Leslie Berestein Rojas Immigration and Emerging Communities Reporter
Leslie Berestein Rojas is KPCC's Immigration and Emerging Communities Reporter.
An award-winning journalist with several years’ experience reporting on immigration issues, Berestein Rojas most recently covered immigration on the U.S.-Mexico border for the San Diego Union-Tribune. She has retraced the steps of migrants along desert smuggling trails, investigated immigrant detention contractors, and told the stories of families left behind in Mexico’s migrant-sending towns.
A native of Cuba raised in Los Angeles, Leslie has also written for Time, People, the Orange County Register and the Los Angeles Times. She has reported from Mexico, Central America and the Caribbean.
Stories by Leslie Berestein Rojas
King Outlines Immigration Plans for 2011 - New York Times Rep. Steve King of Iowa, the Republican who is expected to lead the main subcommittee on immigration in the House of Representatives next year, promises to crack down on employers, among other things.
The city that I called home for several years is best known as a border town, but its lesser-known immigrant history also takes in two thriving Portugese-speaking communities.
It's well into December, which means it's time to post the longest current waits as listed in the U.S. State Department’s monthly Visa Bulletin.
So just what was it that happened with the Dream Act last week? A victory in the House on Wednesday, a Senate move to table the bill on Thursday, and media reports since that have ranged from declaring the bill dead to its having a better chance now than before.
California congressman extends DREAM Act tweet war through the weekend - The Hill Excerpts from the war of the tweets between Orange County's Republican Rep. Dana Rohrabacher, an opponent of the Dream Act, and the supporters he has engaged with on Twitter.
I'm taking the rest of the day off to pack up for a move.
In the news this morning: Dream Act poll and promises, minorities and Twitter, Supreme Court's use of 'illegal' vs. 'undocumented,' more
Poll: Majority Of Americans Would Vote For DREAM Act - Talking Points Memo According to a new Gallup poll, 54 percent of respondents said they favored the proposed legislation that would grant conditional legal status to undocumented youths who attend college or join the military.
This morning, when the Senate voted to table action on the Development, Relief and Education of Alien Minors (DREAM) Act, which would grant legal status to certain undocumented college students and military hopefuls, a group of students and other supporters of the bill who watched the vote take place on C-SPAN in downtown Los Angeles breathed a sigh of relief.
Senate Tables DREAM Act Vote, But It’s Still Alive - ColorLines After the Senate moved to table the bill this morning, the next opportunity for a vote remains unclear.
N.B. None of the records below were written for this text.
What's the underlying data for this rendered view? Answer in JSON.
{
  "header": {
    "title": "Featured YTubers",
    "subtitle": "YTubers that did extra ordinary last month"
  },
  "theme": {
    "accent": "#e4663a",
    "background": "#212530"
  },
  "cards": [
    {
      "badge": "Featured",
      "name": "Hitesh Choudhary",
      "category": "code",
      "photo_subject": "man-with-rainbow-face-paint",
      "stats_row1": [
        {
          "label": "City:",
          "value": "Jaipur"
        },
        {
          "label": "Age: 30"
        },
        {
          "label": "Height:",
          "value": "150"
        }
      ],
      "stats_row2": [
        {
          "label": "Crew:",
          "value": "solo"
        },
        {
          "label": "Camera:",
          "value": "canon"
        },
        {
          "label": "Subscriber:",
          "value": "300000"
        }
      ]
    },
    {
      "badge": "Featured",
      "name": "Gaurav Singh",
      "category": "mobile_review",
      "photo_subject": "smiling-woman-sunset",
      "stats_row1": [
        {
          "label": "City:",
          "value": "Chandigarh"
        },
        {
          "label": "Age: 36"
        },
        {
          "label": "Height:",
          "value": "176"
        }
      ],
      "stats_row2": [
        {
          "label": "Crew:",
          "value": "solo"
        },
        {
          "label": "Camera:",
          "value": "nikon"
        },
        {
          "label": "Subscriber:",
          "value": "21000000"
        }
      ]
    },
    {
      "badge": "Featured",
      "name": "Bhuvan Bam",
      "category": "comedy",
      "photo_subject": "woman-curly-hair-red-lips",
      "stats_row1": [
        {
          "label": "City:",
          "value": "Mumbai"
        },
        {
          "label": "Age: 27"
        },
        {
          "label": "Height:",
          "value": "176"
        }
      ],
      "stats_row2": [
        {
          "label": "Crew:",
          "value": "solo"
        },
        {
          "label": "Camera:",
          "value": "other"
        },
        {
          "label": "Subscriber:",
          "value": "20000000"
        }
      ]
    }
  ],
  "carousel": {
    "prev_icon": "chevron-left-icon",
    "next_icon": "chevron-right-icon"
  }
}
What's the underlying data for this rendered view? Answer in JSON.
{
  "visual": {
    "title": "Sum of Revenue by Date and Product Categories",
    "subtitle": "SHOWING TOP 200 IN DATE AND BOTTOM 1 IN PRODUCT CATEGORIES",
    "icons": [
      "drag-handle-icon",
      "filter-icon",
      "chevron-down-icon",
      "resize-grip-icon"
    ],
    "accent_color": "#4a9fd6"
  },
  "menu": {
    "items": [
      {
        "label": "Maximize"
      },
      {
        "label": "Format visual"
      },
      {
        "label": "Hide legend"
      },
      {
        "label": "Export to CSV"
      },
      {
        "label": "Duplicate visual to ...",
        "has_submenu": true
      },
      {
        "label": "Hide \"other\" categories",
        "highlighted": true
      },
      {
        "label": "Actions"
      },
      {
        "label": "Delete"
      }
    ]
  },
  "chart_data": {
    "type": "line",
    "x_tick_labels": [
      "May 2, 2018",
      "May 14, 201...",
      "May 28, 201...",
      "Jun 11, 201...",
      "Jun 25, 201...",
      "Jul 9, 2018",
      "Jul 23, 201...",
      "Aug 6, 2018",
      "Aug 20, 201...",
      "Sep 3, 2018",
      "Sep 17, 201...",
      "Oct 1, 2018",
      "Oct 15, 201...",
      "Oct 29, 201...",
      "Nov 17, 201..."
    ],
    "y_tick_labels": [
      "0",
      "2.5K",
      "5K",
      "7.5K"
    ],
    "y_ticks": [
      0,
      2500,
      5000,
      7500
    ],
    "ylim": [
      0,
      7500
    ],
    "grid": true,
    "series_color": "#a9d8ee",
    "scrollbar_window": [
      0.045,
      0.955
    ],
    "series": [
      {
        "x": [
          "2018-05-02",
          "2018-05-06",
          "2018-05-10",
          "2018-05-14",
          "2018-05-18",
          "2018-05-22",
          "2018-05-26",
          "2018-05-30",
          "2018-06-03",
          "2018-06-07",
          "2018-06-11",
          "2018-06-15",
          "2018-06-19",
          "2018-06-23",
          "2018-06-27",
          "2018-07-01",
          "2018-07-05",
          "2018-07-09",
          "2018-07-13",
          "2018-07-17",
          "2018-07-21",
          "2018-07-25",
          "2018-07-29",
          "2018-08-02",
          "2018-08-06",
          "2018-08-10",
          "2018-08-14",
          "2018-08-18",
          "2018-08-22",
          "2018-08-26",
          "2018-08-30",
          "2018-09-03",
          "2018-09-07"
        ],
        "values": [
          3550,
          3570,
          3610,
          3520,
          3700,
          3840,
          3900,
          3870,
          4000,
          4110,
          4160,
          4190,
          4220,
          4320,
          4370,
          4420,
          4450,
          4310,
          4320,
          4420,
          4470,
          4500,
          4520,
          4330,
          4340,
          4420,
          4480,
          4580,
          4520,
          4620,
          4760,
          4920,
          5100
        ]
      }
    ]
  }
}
Senate Democrats are promising it will happen before the end of the year.
The Senate's decision this morning to table a vote on the Dream Act was greeted with optimism and a bit of relief by Los Angeles students and graduates who celebrated the bill's victory in the House last night, after a long day of making calls to legislators for support.
Jubilant students in downtown Los Angeles reacted with joyful shouts and tears as they watched a C-SPAN broadcast with the results of the Dream Act vote in the U.S. House of Representatives, which just approved the measure.
The Senate won't be voting on the Development, Relief and Education for Alien Minors (DREAM) Act now until tomorrow, according to a spokesman from Senate Majority Leader Harry Reid's office.
Worn by a student in Los Angeles while awaiting a vote on the Dream Act, as the Senate takes up the measure this afternoon.
The upcoming Dream Act vote has generated by far the most reader comments in Multi-American's young history. Some readers have argued back and forth with one another on the proposed legislation.
Students are gathered at the UCLA Downtown Labor Center this morning to make last-minute calls to legislators and await a vote on the Development, Relief and Education for Alien Minors (DREAM) Act, which would grant conditional legal status to qualifying undocumented youths who attend college or join the military.